This operator generates an anti-aliased vein pattern that can be used in any VEX context.
The most important parameter is the Vein Projection type. The Linear
projection generates stripe-like veins to which noise is added to
resemble a marble-like pattern. The Cylindrical projection generates
radial veins, also perturbed by noise, which yield a wood-like pattern
if the Vein Direction (
vdir) is given a predominantly Z bias, such as
(0, 0, 1). The Spherical projection is useful for simulating agate-like
patterns and other layered material cross-sections.
The Vein Direction (
vdir) input, used with the Linear and Cylindrical
projection types, determines the overall orientation of the veins. To

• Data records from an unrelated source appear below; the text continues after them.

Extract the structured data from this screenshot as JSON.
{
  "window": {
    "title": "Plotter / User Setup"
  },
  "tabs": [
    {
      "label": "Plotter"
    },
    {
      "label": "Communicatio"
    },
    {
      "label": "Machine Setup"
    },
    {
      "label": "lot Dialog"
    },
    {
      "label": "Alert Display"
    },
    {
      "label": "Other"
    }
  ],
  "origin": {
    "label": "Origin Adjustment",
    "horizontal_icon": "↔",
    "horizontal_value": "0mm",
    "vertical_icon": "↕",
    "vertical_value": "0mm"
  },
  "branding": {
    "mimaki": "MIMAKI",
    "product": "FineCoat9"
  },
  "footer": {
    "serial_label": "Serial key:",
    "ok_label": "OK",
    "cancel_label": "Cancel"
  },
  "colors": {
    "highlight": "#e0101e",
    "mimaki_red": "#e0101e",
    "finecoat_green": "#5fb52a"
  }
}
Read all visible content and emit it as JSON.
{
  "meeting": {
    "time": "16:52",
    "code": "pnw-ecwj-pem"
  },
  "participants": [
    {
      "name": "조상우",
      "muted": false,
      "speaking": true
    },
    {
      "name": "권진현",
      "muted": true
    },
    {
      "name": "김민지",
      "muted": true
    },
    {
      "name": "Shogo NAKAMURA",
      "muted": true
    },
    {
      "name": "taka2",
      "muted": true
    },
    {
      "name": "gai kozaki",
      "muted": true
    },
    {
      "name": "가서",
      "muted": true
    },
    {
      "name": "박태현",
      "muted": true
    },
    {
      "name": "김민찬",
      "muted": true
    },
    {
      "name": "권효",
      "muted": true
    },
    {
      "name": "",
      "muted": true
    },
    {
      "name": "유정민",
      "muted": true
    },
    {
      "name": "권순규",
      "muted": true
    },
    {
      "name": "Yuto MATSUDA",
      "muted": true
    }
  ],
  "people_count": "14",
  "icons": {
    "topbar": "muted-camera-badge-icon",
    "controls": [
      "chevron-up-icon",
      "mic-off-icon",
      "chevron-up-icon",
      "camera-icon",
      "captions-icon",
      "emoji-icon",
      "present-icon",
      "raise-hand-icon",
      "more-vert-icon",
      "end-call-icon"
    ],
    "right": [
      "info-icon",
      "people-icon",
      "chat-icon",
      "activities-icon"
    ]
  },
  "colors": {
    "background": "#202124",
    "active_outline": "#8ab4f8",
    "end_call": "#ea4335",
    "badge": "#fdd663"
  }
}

better visualize the general vein orientation, you can temporarily
reduce the Vein Frequency (
vfreq) and the Noise Frequency (
The Vein Frequency (
vfreq) input controls the number of veins in the
pattern by varying the “s” parametric value of the Ramps operator called
internally. For wider or thinner veins, vary the Vein Attenuation
vatten) input. Vein Spacing (
vspacing) works similarly to Vein
Frequency in that it influences the number of veins in the pattern,
except it works not with “s” but with the frequency of the ramps. In
vfreq is a domain multiplier, while
the stripe frequency given a domain.
The Even Softness (
evensoft) toggle determines whether the veins should
attenuate softly on both sides of the vein backbone, or end sharply on
one side. This feature may become useful in distinguishing between
marbles, which have overall soft veins, and some types of wood, whose
rings have a distinct one-sided sharpness.
Make sure at least the Position (
pos) input is connected in order to
notice any pattern. The easiest way to accomplish this is to pipe the
P into the
pos input. Typically, however, you will
use Rest Position or UV Space Change as inputs into
pos. If you do
P, you will find it in the Global Variables operator.